Aiyana Reid, who is Cowlitz, Klickitat and Taitnapam, came out on top as the Next Rez Drag Superstar, after competing for the top spot against their partner, Letkwu Yusn Moore Stanger, who is Okanogan, San Poil and Wenatchi, Moses-Columbia from Colville Tribes.
Both Reid and Stanger were visiting from Spokane, after helping to organize Washington State’s first Two-Spirit powwow. They attended LSIB’s Pride event to show solidarity for their Two-Spirit kin in the area.
“It’s been over 200 years since we celebrated Indigiqueer people, since the time of first contact. White people came in and told us Two-Spirit people were not normal, not natural,” said Stanger, who noted that a doe with antlers is a natural occurrence.
“That happens in nature. So it was really special to give that meaning out, and show people that (stamiyaʔ) is natural, that it’s been celebrated for thousands and thousands of years.”
‘We should feel safe and at home’
Reid praised the carnival, noting that Pride events and representation in small towns can be life-saving for so many people.

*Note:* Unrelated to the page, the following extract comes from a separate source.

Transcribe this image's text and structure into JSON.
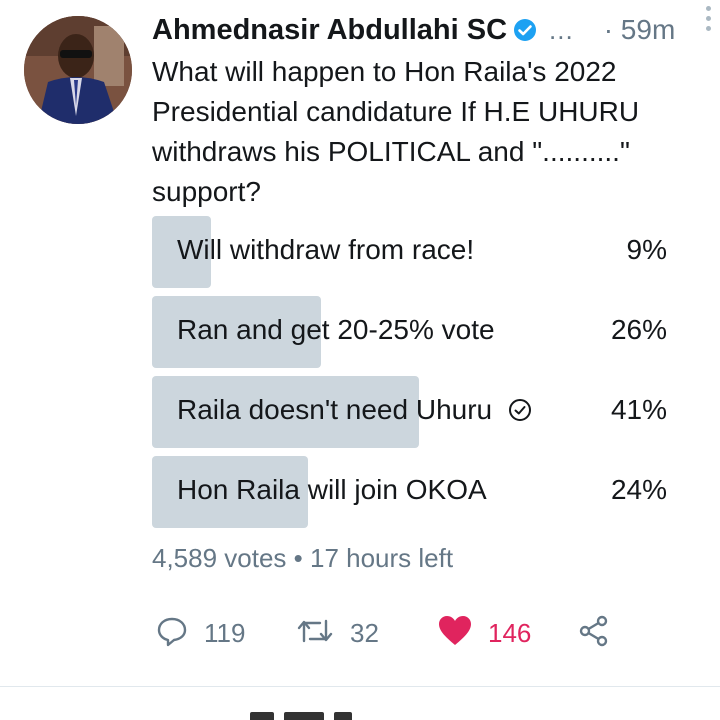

“I feel like that’s what makes it valuable in these small towns, is that people shouldn’t have to go so far away to see themselves, because we exist here,” they said.
“Especially Two-Spirit people — we’ve all been all up in this since the beginning of time. We should feel safe and at home, instead of needing to go somewhere else to feel at home or with our family.”
The pair were asked by a young person in attendance how to stay joyful as a trans couple, with Reid telling the person that it’s important to find others that remind you of what Indigiqueer joy and healing is.
“I feel like that’s us laughing, smiling, dancing,” they said. “I feel like having the consistency of watching queer joy on a regular basis — that’s what allows me to keep going as a trans person.”
‘We’re returning to where our ancestors were’
Lindley, who helped launch LSIB Pride with Montgomery-Waardenburg three years ago, said that celebrating and supporting stamiyaʔ was one of the reasons why the celebrations began in the first place.
“When I was growing up, no one came out,” she said.
“It’s so exciting to see that being reclaimed, just after how many years of it being hushed and being kept a secret, mostly for safety.”
Helping to create spaces and change in the community, she continued, is what gets her the most excited for the future of Pride.
“It’s just exciting that we’re making changes and we’re accepting those people we’ve always had in our communities, and we’re returning to where our ancestors were,” she said.
“That’s what’s really powerful to me.”